Scan the entries for the word "watermark". Every line that has it should be copied.
===== PROVIDED MATERIAL =====
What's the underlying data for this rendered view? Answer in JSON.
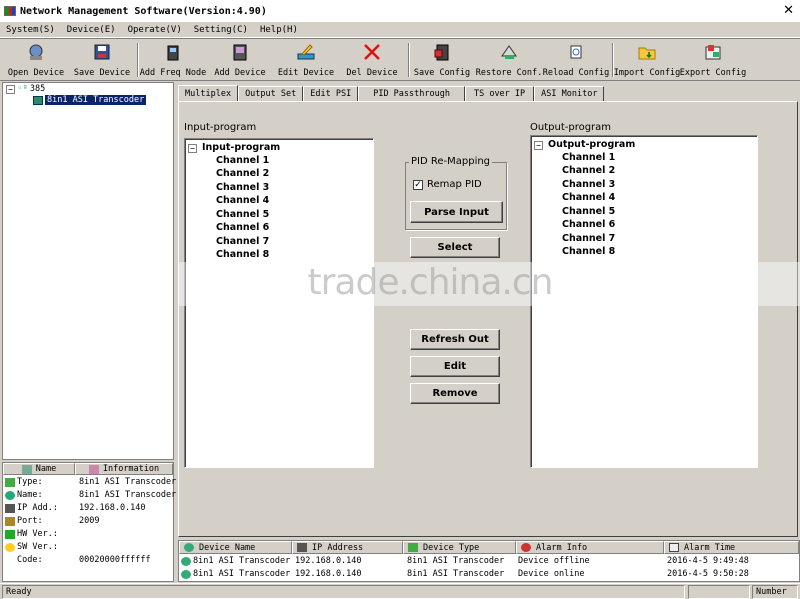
{
  "window": {
    "title": "Network Management Software(Version:4.90)",
    "close_glyph": "✕"
  },
  "menu": [
    "System(S)",
    "Device(E)",
    "Operate(V)",
    "Setting(C)",
    "Help(H)"
  ],
  "toolbar": [
    {
      "label": "Open Device",
      "icon": "open-device-icon"
    },
    {
      "label": "Save Device",
      "icon": "save-device-icon"
    },
    {
      "label": "Add Freq Node",
      "icon": "add-freq-node-icon"
    },
    {
      "label": "Add Device",
      "icon": "add-device-icon"
    },
    {
      "label": "Edit Device",
      "icon": "edit-device-icon"
    },
    {
      "label": "Del Device",
      "icon": "delete-device-icon"
    },
    {
      "label": "Save Config",
      "icon": "save-config-icon"
    },
    {
      "label": "Restore Conf.",
      "icon": "restore-config-icon"
    },
    {
      "label": "Reload Config",
      "icon": "reload-config-icon"
    },
    {
      "label": "Import Config",
      "icon": "import-config-icon"
    },
    {
      "label": "Export Config",
      "icon": "export-config-icon"
    }
  ],
  "tree": {
    "root": "385",
    "child": "8in1 ASI Transcoder"
  },
  "info": {
    "headers": [
      "Name",
      "Information"
    ],
    "rows": [
      {
        "name": "Type:",
        "value": "8in1 ASI Transcoder"
      },
      {
        "name": "Name:",
        "value": "8in1 ASI Transcoder"
      },
      {
        "name": "IP Add.:",
        "value": "192.168.0.140"
      },
      {
        "name": "Port:",
        "value": "2009"
      },
      {
        "name": "HW Ver.:",
        "value": ""
      },
      {
        "name": "SW Ver.:",
        "value": ""
      },
      {
        "name": "Code:",
        "value": "00020000ffffff"
      }
    ]
  },
  "tabs": [
    "Multiplex",
    "Output Set",
    "Edit PSI",
    "PID Passthrough",
    "TS over IP",
    "ASI Monitor"
  ],
  "multiplex": {
    "input_label": "Input-program",
    "input_root": "Input-program",
    "input_channels": [
      "Channel 1",
      "Channel 2",
      "Channel 3",
      "Channel 4",
      "Channel 5",
      "Channel 6",
      "Channel 7",
      "Channel 8"
    ],
    "output_label": "Output-program",
    "output_root": "Output-program",
    "output_channels": [
      "Channel 1",
      "Channel 2",
      "Channel 3",
      "Channel 4",
      "Channel 5",
      "Channel 6",
      "Channel 7",
      "Channel 8"
    ],
    "pid_group": "PID Re-Mapping",
    "remap_pid": {
      "label": "Remap PID",
      "checked": true
    },
    "parse_input": "Parse Input",
    "select": "Select",
    "refresh_out": "Refresh Out",
    "edit": "Edit",
    "remove": "Remove"
  },
  "alarm": {
    "headers": [
      "Device Name",
      "IP Address",
      "Device Type",
      "Alarm Info",
      "Alarm Time"
    ],
    "rows": [
      [
        "8in1 ASI Transcoder",
        "192.168.0.140",
        "8in1 ASI Transcoder",
        "Device offline",
        "2016-4-5 9:49:48"
      ],
      [
        "8in1 ASI Transcoder",
        "192.168.0.140",
        "8in1 ASI Transcoder",
        "Device online",
        "2016-4-5 9:50:28"
      ]
    ]
  },
  "status": {
    "left": "Ready",
    "right": "Number"
  },
  "watermark": "trade.china.cn"
}
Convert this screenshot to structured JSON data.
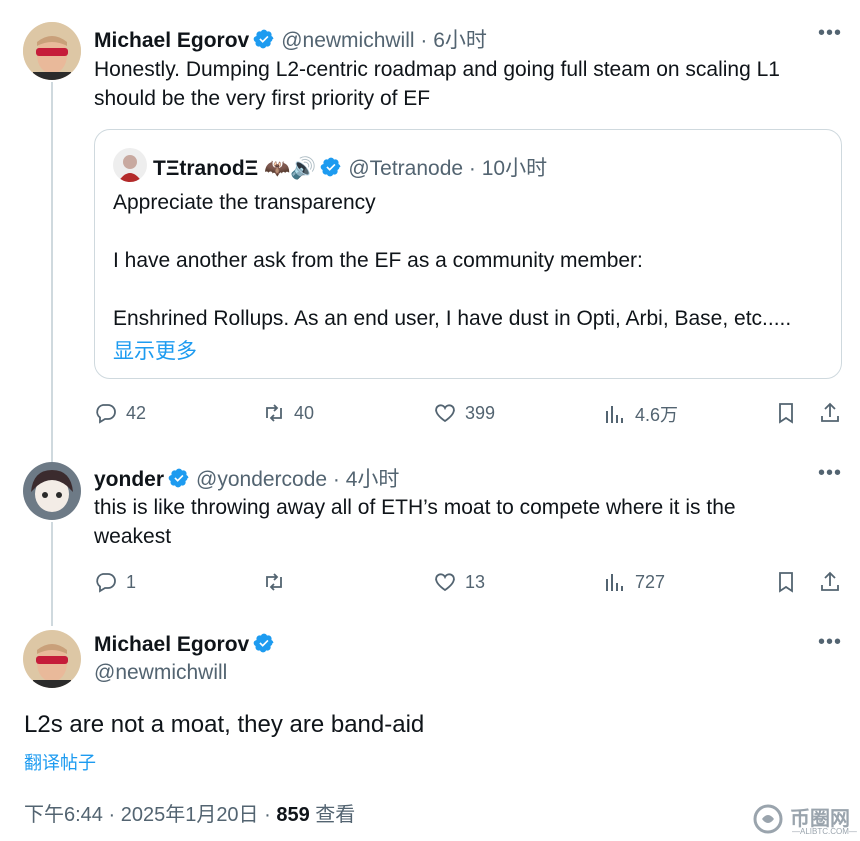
{
  "tweet1": {
    "name": "Michael Egorov",
    "handle_time": "@newmichwill · 6小时",
    "text_line1": "Honestly. Dumping L2-centric roadmap and going full steam on scaling L1",
    "text_line2": "should be the very first priority of EF",
    "quote": {
      "name": "TΞtranodΞ 🦇🔊",
      "handle_time": "@Tetranode · 10小时",
      "line1": "Appreciate the transparency",
      "line2": "I have another ask from the EF as a community member:",
      "line3": "Enshrined Rollups. As an end user, I have dust in Opti, Arbi, Base, etc.....",
      "show_more": "显示更多"
    },
    "replies": "42",
    "reposts": "40",
    "likes": "399",
    "views": "4.6万"
  },
  "tweet2": {
    "name": "yonder",
    "handle_time": "@yondercode · 4小时",
    "text_line1": "this is like throwing away all of ETH’s moat to compete where it is the",
    "text_line2": "weakest",
    "replies": "1",
    "likes": "13",
    "views": "727"
  },
  "main": {
    "name": "Michael Egorov",
    "handle": "@newmichwill",
    "text": "L2s are not a moat, they are band-aid",
    "translate": "翻译帖子",
    "meta_time": "下午6:44 · 2025年1月20日 · ",
    "views_count": "859",
    "views_label": "查看"
  },
  "watermark": {
    "text": "币圈网",
    "sub": "—ALIBTC.COM—"
  },
  "colors": {
    "accent": "#1d9bf0",
    "text": "#0f1419",
    "secondary": "#536471",
    "border": "#cfd9de"
  }
}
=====
RESULT FOR THIS TASK:
  "watermark": "trade.china.cn"
  "watermark": {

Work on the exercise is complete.